● ACTION ITEM:
Your answer should consist of the lines in the listing that hold "meta".

● INFORMATION:
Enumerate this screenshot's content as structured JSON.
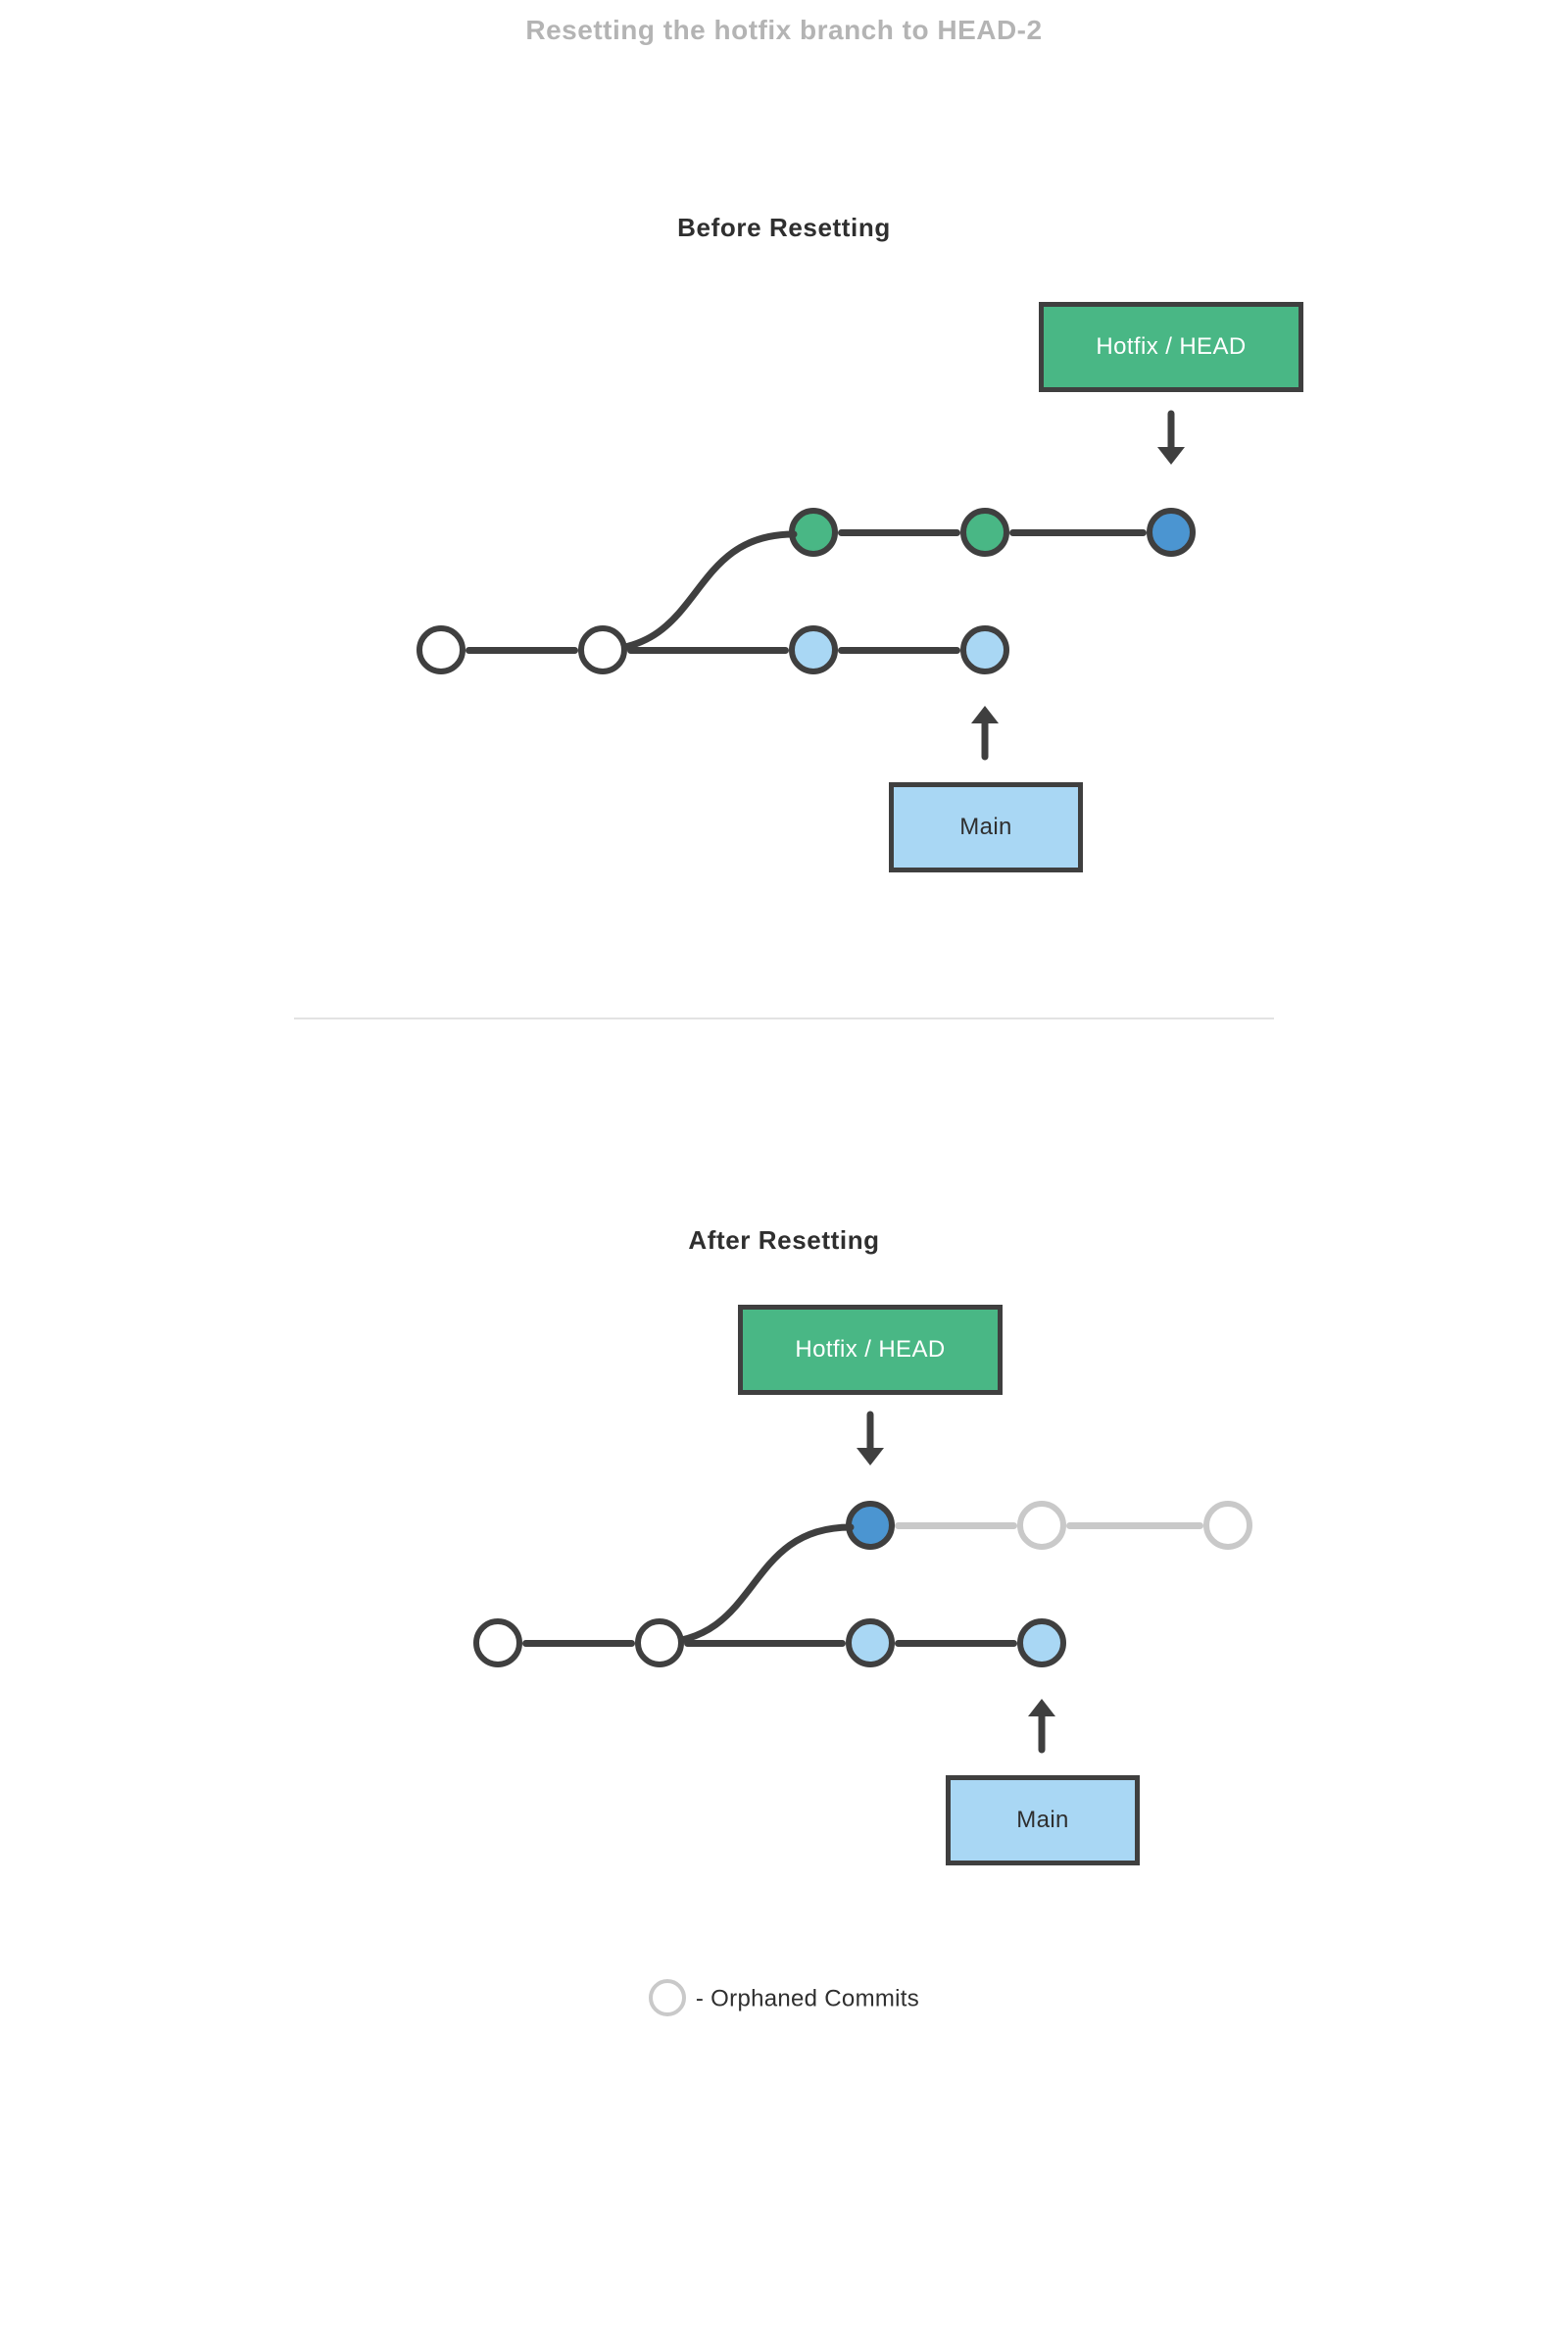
{
  "title": "Resetting the hotfix branch to HEAD-2",
  "colors": {
    "edge": "#3f3f3f",
    "orphan": "#c9c9c9",
    "green": "#49b785",
    "blue": "#4b95d1",
    "lightblue": "#a9d7f4",
    "white": "#ffffff",
    "divider": "#e3e3e3"
  },
  "before": {
    "heading": "Before Resetting",
    "tags": {
      "hotfix": "Hotfix / HEAD",
      "main": "Main"
    },
    "branches": {
      "main": {
        "position": "bottom",
        "commits": [
          "white",
          "white",
          "lightblue",
          "lightblue"
        ]
      },
      "hotfix": {
        "position": "top",
        "fork_after_main_index": 1,
        "commits": [
          "green",
          "green",
          "blue"
        ],
        "head_index": 2
      }
    }
  },
  "after": {
    "heading": "After Resetting",
    "tags": {
      "hotfix": "Hotfix / HEAD",
      "main": "Main"
    },
    "branches": {
      "main": {
        "position": "bottom",
        "commits": [
          "white",
          "white",
          "lightblue",
          "lightblue"
        ]
      },
      "hotfix": {
        "position": "top",
        "fork_after_main_index": 1,
        "commits": [
          "blue",
          "orphan",
          "orphan"
        ],
        "head_index": 0
      }
    },
    "orphaned_commit_indices": [
      1,
      2
    ]
  },
  "legend": {
    "label": "- Orphaned Commits"
  }
}
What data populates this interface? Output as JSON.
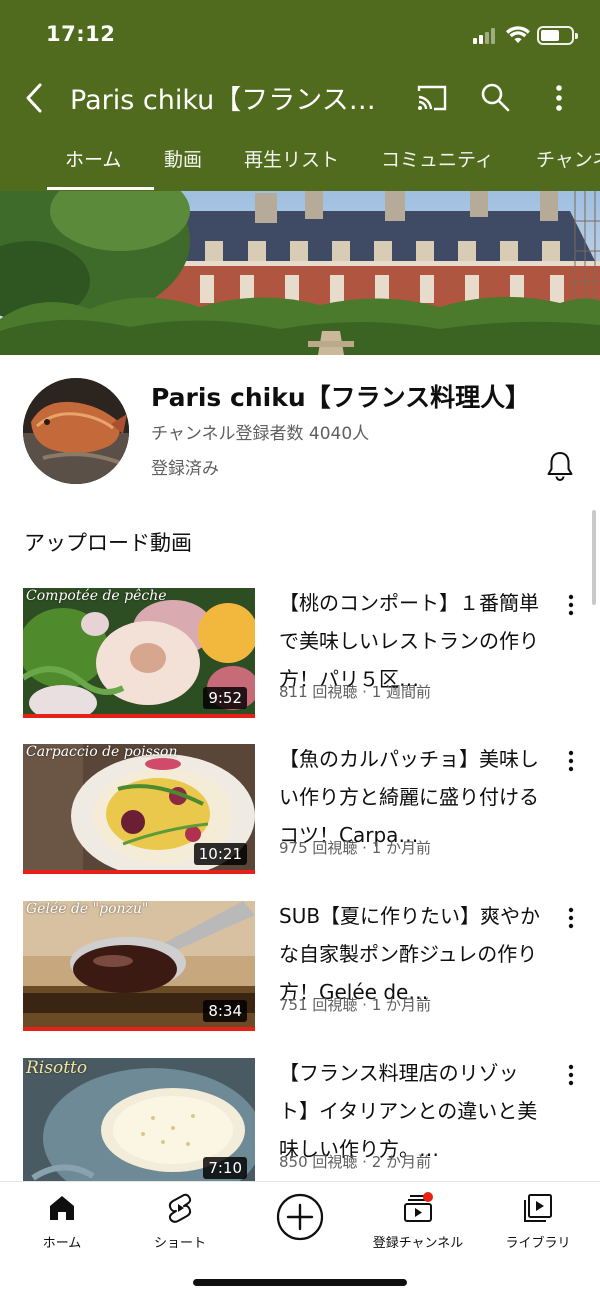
{
  "status_bar": {
    "time": "17:12"
  },
  "header": {
    "channel_title": "Paris chiku【フランス料理人】",
    "icons": [
      "back-icon",
      "cast-icon",
      "search-icon",
      "more-vert-icon"
    ],
    "tabs": [
      {
        "label": "ホーム",
        "active": true
      },
      {
        "label": "動画",
        "active": false
      },
      {
        "label": "再生リスト",
        "active": false
      },
      {
        "label": "コミュニティ",
        "active": false
      },
      {
        "label": "チャンネル",
        "active": false
      }
    ]
  },
  "channel": {
    "name": "Paris chiku【フランス料理人】",
    "subscribers": "チャンネル登録者数 4040人",
    "subscribed_label": "登録済み"
  },
  "section": {
    "title": "アップロード動画"
  },
  "videos": [
    {
      "thumb_text": "Compotée de pêche",
      "duration": "9:52",
      "title": "【桃のコンポート】１番簡単で美味しいレストランの作り方！パリ５区…",
      "meta": "811 回視聴 · 1 週間前"
    },
    {
      "thumb_text": "Carpaccio de poisson",
      "duration": "10:21",
      "title": "【魚のカルパッチョ】美味しい作り方と綺麗に盛り付けるコツ！Carpa…",
      "meta": "975 回視聴 · 1 か月前"
    },
    {
      "thumb_text": "Gelée de \"ponzu\"",
      "duration": "8:34",
      "title": "SUB【夏に作りたい】爽やかな自家製ポン酢ジュレの作り方！Gelée de…",
      "meta": "751 回視聴 · 1 か月前"
    },
    {
      "thumb_text": "Risotto",
      "duration": "7:10",
      "title": "【フランス料理店のリゾット】イタリアンとの違いと美味しい作り方。…",
      "meta": "850 回視聴 · 2 か月前"
    }
  ],
  "bottom_nav": [
    {
      "label": "ホーム",
      "icon": "home-icon"
    },
    {
      "label": "ショート",
      "icon": "shorts-icon"
    },
    {
      "label": "",
      "icon": "create-icon"
    },
    {
      "label": "登録チャンネル",
      "icon": "subscriptions-icon"
    },
    {
      "label": "ライブラリ",
      "icon": "library-icon"
    }
  ],
  "colors": {
    "header_bg": "#506b1e",
    "progress": "#e62117",
    "badge": "#e62117"
  }
}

● ANSWER FOR THE TASK:
      "meta": "811 回視聴 · 1 週間前"
      "meta": "975 回視聴 · 1 か月前"
      "meta": "751 回視聴 · 1 か月前"
      "meta": "850 回視聴 · 2 か月前"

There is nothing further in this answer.